This article shows you a simple but reliable method to identify supplements that do not have scientific support for their alleged benefits.

Step 1: Go to

http://www.pubmed.org

which is a National Library of Medicine (United States) web site where you can search for articles published in peer-reviewed scientific journals.

Why check PubMed? Because the National Library of Medicine carefully selects only high-quality journals that offer value to medical scientists around the world. Selection criteria are detailed on this web page:

http://www.nlm.nih.gov/pubs/factsheets/jsel.html

Step 2: Once on the PubMed web site, search for the generic (scientific) name of the supplement in question. Supplement manufacturers must list the scientific name for their supplement's ingredients on the label and in advertisements. Supplements often contain many ingredients but usually only a few provide the purported benefits. Those are the ingredients you want to evaluate--they are often the same ones the manufacturer highlights in advertisements.

Step 3: This is the step some supplement companies don't want you to know. Before you click on the "Search" button at PubMed.org, limit your search to studies that utilize the right research methodology with the right population.

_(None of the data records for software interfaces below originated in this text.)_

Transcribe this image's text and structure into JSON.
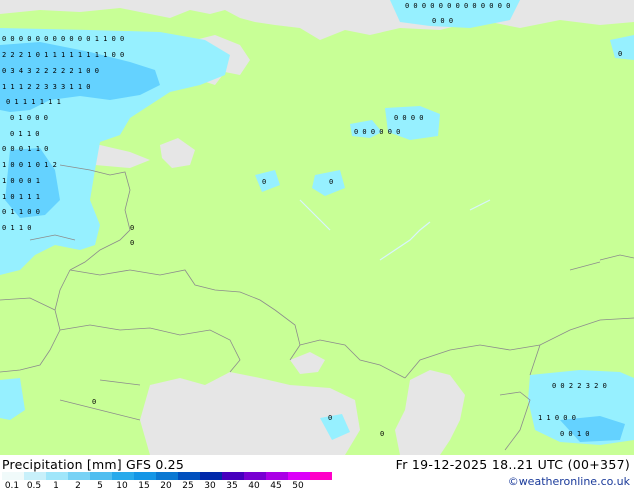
{
  "map": {
    "colors": {
      "land": "#c8ff96",
      "sea": "#e6e6e6",
      "light_precip": "#96f0ff",
      "medium_precip": "#64d2ff",
      "border": "#8c8c8c"
    },
    "grid_values": [
      {
        "row": "r1",
        "text": "0 0 0 0 0 0 0 0 0 0 0 1 1 0  0"
      },
      {
        "row": "r2",
        "text": "2 2 2 1 0 1 1 1 1 1 1 1 1 0  0"
      },
      {
        "row": "r3",
        "text": "0 3 4 3 2 2 2 2 2 1 0  0"
      },
      {
        "row": "r4",
        "text": "1 1 1 2 2 3 3 3 1 1 0"
      },
      {
        "row": "r5",
        "text": "0 1 1 1 1 1 1"
      },
      {
        "row": "r6",
        "text": "0 1 0 0  0"
      },
      {
        "row": "r7",
        "text": "0 1 1 0"
      },
      {
        "row": "r8",
        "text": "0 0 0 1 1 0"
      },
      {
        "row": "r9",
        "text": "1 0 0 1 0 1 2"
      },
      {
        "row": "r10",
        "text": "1 0 0 0 1"
      },
      {
        "row": "r11",
        "text": "1 0 1 1 1"
      },
      {
        "row": "r12",
        "text": "0 1 1 0  0"
      },
      {
        "row": "r13",
        "text": "0 1 1  0"
      },
      {
        "row": "ne1",
        "text": "0 0 0 0 0 0 0 0 0 0 0 0 0"
      },
      {
        "row": "ne2",
        "text": "0 0 0"
      },
      {
        "row": "c1",
        "text": "0 0 0 0"
      },
      {
        "row": "c2",
        "text": "0 0 0 0 0 0"
      },
      {
        "row": "se1",
        "text": "0 0 2 2 3 2 0"
      },
      {
        "row": "se2",
        "text": "1 1 0 0 0"
      },
      {
        "row": "se3",
        "text": "0 0 1 0"
      }
    ],
    "single_values": [
      "0",
      "0",
      "0",
      "0",
      "0",
      "0",
      "0",
      "0"
    ]
  },
  "footer": {
    "title": "Precipitation [mm]  GFS 0.25",
    "datetime": "Fr 19-12-2025 18..21 UTC (00+357)",
    "credit": "©weatheronline.co.uk",
    "legend_colors": [
      "#f0fafa",
      "#c8f0fa",
      "#a0e6fa",
      "#78d2f5",
      "#50bef0",
      "#28aaeb",
      "#1496e6",
      "#0a78d2",
      "#0050be",
      "#0028aa",
      "#4600be",
      "#7800d2",
      "#aa00e6",
      "#dc00fa",
      "#ff00c8"
    ],
    "legend_labels": [
      "0.1",
      "0.5",
      "1",
      "2",
      "5",
      "10",
      "15",
      "20",
      "25",
      "30",
      "35",
      "40",
      "45",
      "50"
    ]
  }
}
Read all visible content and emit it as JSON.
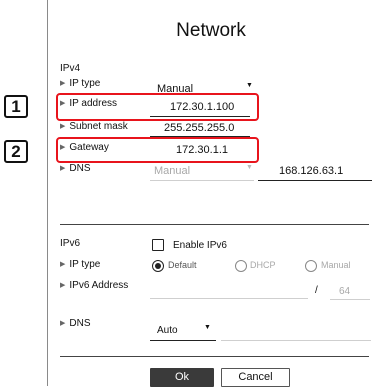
{
  "dialog": {
    "title": "Network",
    "ok_label": "Ok",
    "cancel_label": "Cancel"
  },
  "callouts": [
    "1",
    "2"
  ],
  "ipv4": {
    "section_label": "IPv4",
    "ip_type_label": "IP type",
    "ip_type_value": "Manual",
    "ip_address_label": "IP address",
    "ip_address_value": "172.30.1.100",
    "subnet_mask_label": "Subnet mask",
    "subnet_mask_value": "255.255.255.0",
    "gateway_label": "Gateway",
    "gateway_value": "172.30.1.1",
    "dns_label": "DNS",
    "dns_mode_value": "Manual",
    "dns_server_value": "168.126.63.1"
  },
  "ipv6": {
    "section_label": "IPv6",
    "enable_label": "Enable IPv6",
    "enable_checked": false,
    "ip_type_label": "IP type",
    "ip_type_options": [
      "Default",
      "DHCP",
      "Manual"
    ],
    "ip_type_selected": "Default",
    "address_label": "IPv6 Address",
    "address_value": "",
    "prefix_separator": "/",
    "prefix_value": "64",
    "dns_label": "DNS",
    "dns_mode_value": "Auto"
  },
  "colors": {
    "highlight": "#e8141c",
    "ok_button": "#3a3a3a",
    "disabled_text": "#a8a8a8"
  }
}
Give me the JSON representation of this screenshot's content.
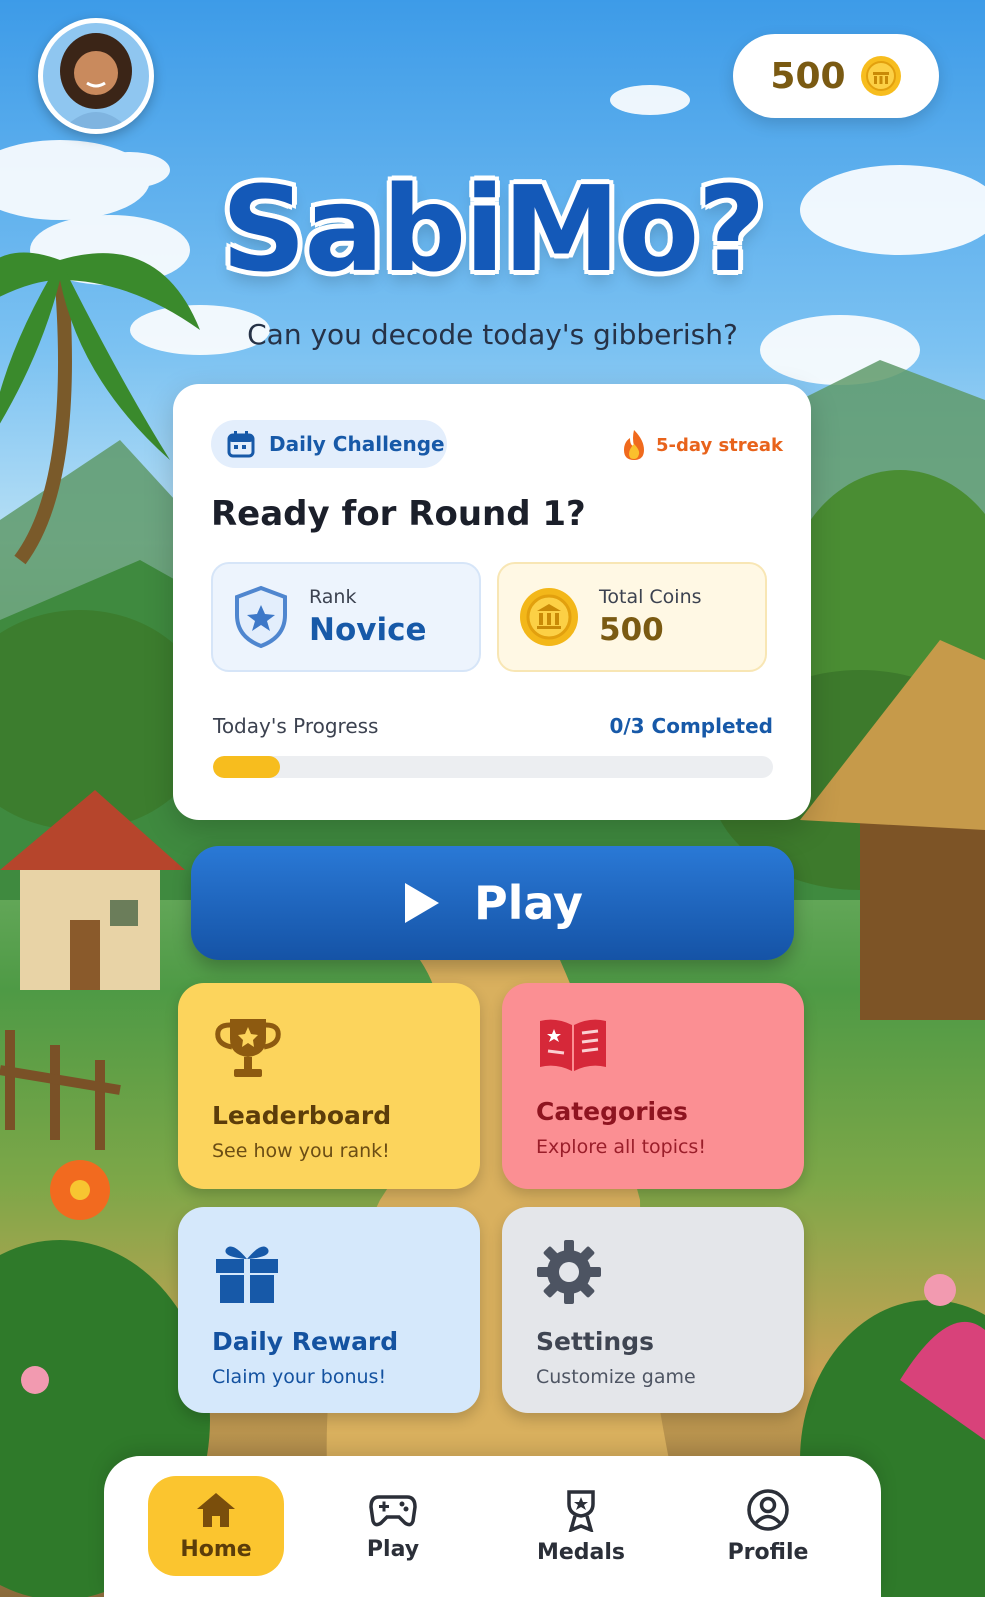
{
  "header": {
    "coins": "500",
    "title": "SabiMo?",
    "subtitle": "Can you decode today's gibberish?"
  },
  "challenge": {
    "badge": "Daily Challenge",
    "streak": "5-day streak",
    "heading": "Ready for Round 1?",
    "rank_label": "Rank",
    "rank_value": "Novice",
    "coins_label": "Total Coins",
    "coins_value": "500",
    "progress_label": "Today's Progress",
    "progress_status": "0/3 Completed",
    "progress_fraction": 0.12
  },
  "play_button": "Play",
  "tiles": [
    {
      "title": "Leaderboard",
      "subtitle": "See how you rank!"
    },
    {
      "title": "Categories",
      "subtitle": "Explore all topics!"
    },
    {
      "title": "Daily Reward",
      "subtitle": "Claim your bonus!"
    },
    {
      "title": "Settings",
      "subtitle": "Customize game"
    }
  ],
  "nav": [
    {
      "label": "Home",
      "icon": "home-icon",
      "active": true
    },
    {
      "label": "Play",
      "icon": "gamepad-icon",
      "active": false
    },
    {
      "label": "Medals",
      "icon": "medal-icon",
      "active": false
    },
    {
      "label": "Profile",
      "icon": "profile-icon",
      "active": false
    }
  ],
  "colors": {
    "primary_blue": "#1759a8",
    "gold": "#f7bd1e",
    "streak_orange": "#e8631b",
    "leaderboard_tile": "#fcd45c",
    "categories_tile": "#fb8f93",
    "reward_tile": "#d5e8fb",
    "settings_tile": "#e4e6ea"
  }
}
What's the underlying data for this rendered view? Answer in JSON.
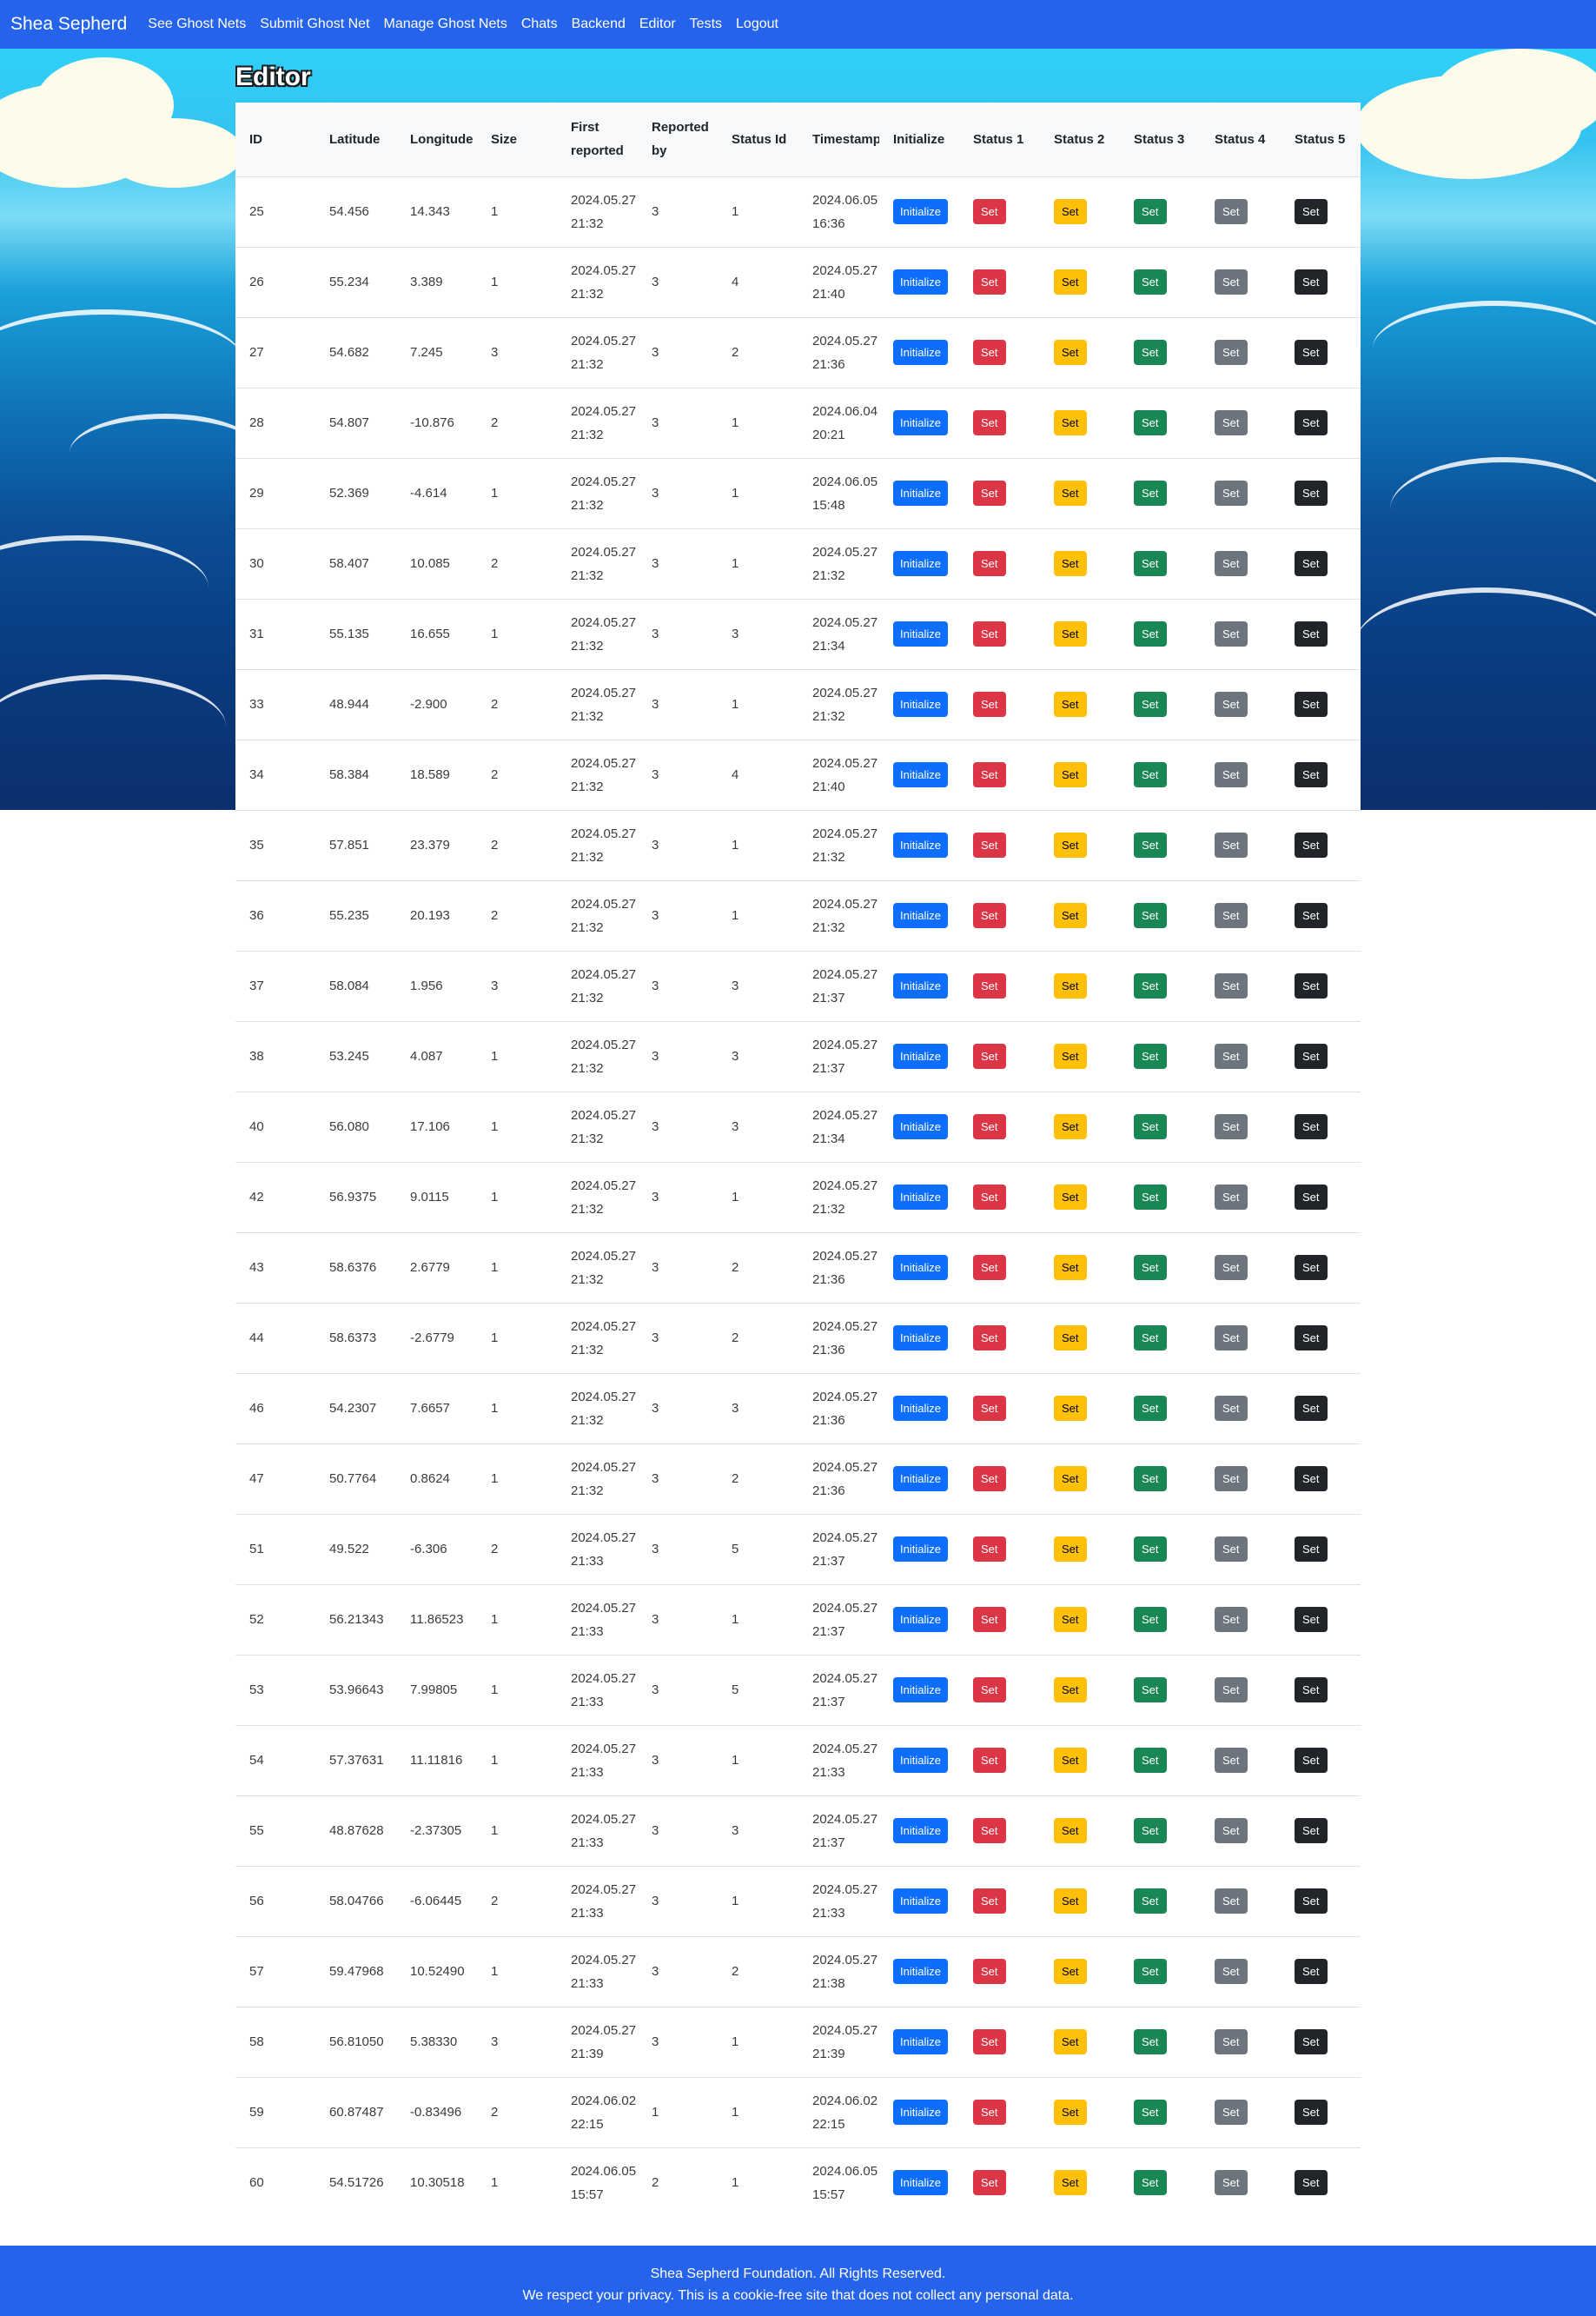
{
  "navbar": {
    "brand": "Shea Sepherd",
    "links": [
      "See Ghost Nets",
      "Submit Ghost Net",
      "Manage Ghost Nets",
      "Chats",
      "Backend",
      "Editor",
      "Tests",
      "Logout"
    ]
  },
  "page": {
    "title": "Editor"
  },
  "table": {
    "headers": [
      "ID",
      "Latitude",
      "Longitude",
      "Size",
      "First reported",
      "Reported by",
      "Status Id",
      "Timestamp",
      "Initialize",
      "Status 1",
      "Status 2",
      "Status 3",
      "Status 4",
      "Status 5"
    ],
    "button_labels": {
      "initialize": "Initialize",
      "set": "Set"
    },
    "rows": [
      [
        "25",
        "54.456",
        "14.343",
        "1",
        "2024.05.27 21:32",
        "3",
        "1",
        "2024.06.05 16:36"
      ],
      [
        "26",
        "55.234",
        "3.389",
        "1",
        "2024.05.27 21:32",
        "3",
        "4",
        "2024.05.27 21:40"
      ],
      [
        "27",
        "54.682",
        "7.245",
        "3",
        "2024.05.27 21:32",
        "3",
        "2",
        "2024.05.27 21:36"
      ],
      [
        "28",
        "54.807",
        "-10.876",
        "2",
        "2024.05.27 21:32",
        "3",
        "1",
        "2024.06.04 20:21"
      ],
      [
        "29",
        "52.369",
        "-4.614",
        "1",
        "2024.05.27 21:32",
        "3",
        "1",
        "2024.06.05 15:48"
      ],
      [
        "30",
        "58.407",
        "10.085",
        "2",
        "2024.05.27 21:32",
        "3",
        "1",
        "2024.05.27 21:32"
      ],
      [
        "31",
        "55.135",
        "16.655",
        "1",
        "2024.05.27 21:32",
        "3",
        "3",
        "2024.05.27 21:34"
      ],
      [
        "33",
        "48.944",
        "-2.900",
        "2",
        "2024.05.27 21:32",
        "3",
        "1",
        "2024.05.27 21:32"
      ],
      [
        "34",
        "58.384",
        "18.589",
        "2",
        "2024.05.27 21:32",
        "3",
        "4",
        "2024.05.27 21:40"
      ],
      [
        "35",
        "57.851",
        "23.379",
        "2",
        "2024.05.27 21:32",
        "3",
        "1",
        "2024.05.27 21:32"
      ],
      [
        "36",
        "55.235",
        "20.193",
        "2",
        "2024.05.27 21:32",
        "3",
        "1",
        "2024.05.27 21:32"
      ],
      [
        "37",
        "58.084",
        "1.956",
        "3",
        "2024.05.27 21:32",
        "3",
        "3",
        "2024.05.27 21:37"
      ],
      [
        "38",
        "53.245",
        "4.087",
        "1",
        "2024.05.27 21:32",
        "3",
        "3",
        "2024.05.27 21:37"
      ],
      [
        "40",
        "56.080",
        "17.106",
        "1",
        "2024.05.27 21:32",
        "3",
        "3",
        "2024.05.27 21:34"
      ],
      [
        "42",
        "56.9375",
        "9.0115",
        "1",
        "2024.05.27 21:32",
        "3",
        "1",
        "2024.05.27 21:32"
      ],
      [
        "43",
        "58.6376",
        "2.6779",
        "1",
        "2024.05.27 21:32",
        "3",
        "2",
        "2024.05.27 21:36"
      ],
      [
        "44",
        "58.6373",
        "-2.6779",
        "1",
        "2024.05.27 21:32",
        "3",
        "2",
        "2024.05.27 21:36"
      ],
      [
        "46",
        "54.2307",
        "7.6657",
        "1",
        "2024.05.27 21:32",
        "3",
        "3",
        "2024.05.27 21:36"
      ],
      [
        "47",
        "50.7764",
        "0.8624",
        "1",
        "2024.05.27 21:32",
        "3",
        "2",
        "2024.05.27 21:36"
      ],
      [
        "51",
        "49.522",
        "-6.306",
        "2",
        "2024.05.27 21:33",
        "3",
        "5",
        "2024.05.27 21:37"
      ],
      [
        "52",
        "56.21343",
        "11.86523",
        "1",
        "2024.05.27 21:33",
        "3",
        "1",
        "2024.05.27 21:37"
      ],
      [
        "53",
        "53.96643",
        "7.99805",
        "1",
        "2024.05.27 21:33",
        "3",
        "5",
        "2024.05.27 21:37"
      ],
      [
        "54",
        "57.37631",
        "11.11816",
        "1",
        "2024.05.27 21:33",
        "3",
        "1",
        "2024.05.27 21:33"
      ],
      [
        "55",
        "48.87628",
        "-2.37305",
        "1",
        "2024.05.27 21:33",
        "3",
        "3",
        "2024.05.27 21:37"
      ],
      [
        "56",
        "58.04766",
        "-6.06445",
        "2",
        "2024.05.27 21:33",
        "3",
        "1",
        "2024.05.27 21:33"
      ],
      [
        "57",
        "59.47968",
        "10.52490",
        "1",
        "2024.05.27 21:33",
        "3",
        "2",
        "2024.05.27 21:38"
      ],
      [
        "58",
        "56.81050",
        "5.38330",
        "3",
        "2024.05.27 21:39",
        "3",
        "1",
        "2024.05.27 21:39"
      ],
      [
        "59",
        "60.87487",
        "-0.83496",
        "2",
        "2024.06.02 22:15",
        "1",
        "1",
        "2024.06.02 22:15"
      ],
      [
        "60",
        "54.51726",
        "10.30518",
        "1",
        "2024.06.05 15:57",
        "2",
        "1",
        "2024.06.05 15:57"
      ]
    ]
  },
  "footer": {
    "line1": "Shea Sepherd Foundation. All Rights Reserved.",
    "line2": "We respect your privacy. This is a cookie-free site that does not collect any personal data."
  },
  "colors": {
    "navbar": "#2563eb",
    "initialize": "#0d6efd",
    "status1": "#dc3545",
    "status2": "#ffc107",
    "status3": "#198754",
    "status4": "#6c757d",
    "status5": "#212529"
  }
}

The right research methodology is a randomized controlled trial (the double-blind, placebo control group design fits under this category) and the right population is human beings.

Specifying human subjects is important because you want to know if the ingredients in a supplement have been shown to produce the advertised benefits in real live human beings--not just in rats pressing levers for food pellets or in a "case study" with one person.

This is not to say that basic science research, which is often conducted initially with animals, is unimportant. On the contrary, such research usually serves as a crucial building block for subsequent clinical research with humans. But basic science research does not provide scientific evidence for a supplement's beneficial health effects on human beings. Only research with human subjects, using randomized controlled trials, can offer such evidence.

On the PubMed.org search page, click on the "Limits" tab located under the "Search" box. You will see a number of drop-down menus. First click on the Publication Type menu and then select Randomized Controlled Trial. Next click on the drop-down menu labeled, Humans or Animals and click on Humans.

An Example

Morinda citrifolia is the scientific name for a popular ingredient in a nutritional supplement. First search on PubMed for Morinda citrifolia, without placing Limits on your search.

How many results did you receive?

The count was 69 at the time I wrote this article. Looks impressive, huh?

But now search for Morinda citrifolia after first placing Limits on the search as described above, so that you receive only those studies which provide more definitive scientific evidence for the positive effects of Morinda citrifolia.

How many journal articles did you find searching with the specified limits? I found 1.

Thus, out of 69 articles found on PubMed.org, only one provides some evidence for Morinda citrifolia's beneficial effects. In addition, those results were obtained with a very specific patient population. Thus, in order to conclude that scientific evidence exists for Morinda citrifolia's efficacy, scientists would need to conduct additional randomized controlled trials with diverse patient populations.

Conclusion

The simple research method described in this article will help you determine if a given supplement possesses sufficient scientific evidence for its purported benefits.

About The Author

Mark Worthen is a Phi Betta Kappa graduate of the University of Maryland's Honors Psychology program. He was a Clinical Fellow, Department of Psychiatry, Harvard Medical School and earned his Doctor of Psychology degree from Baylor University in 1990. Communicate with Dr. Worthen on the Contact page of http://www.Omega-3-Report.com.

Mark Worthen, Psy.D.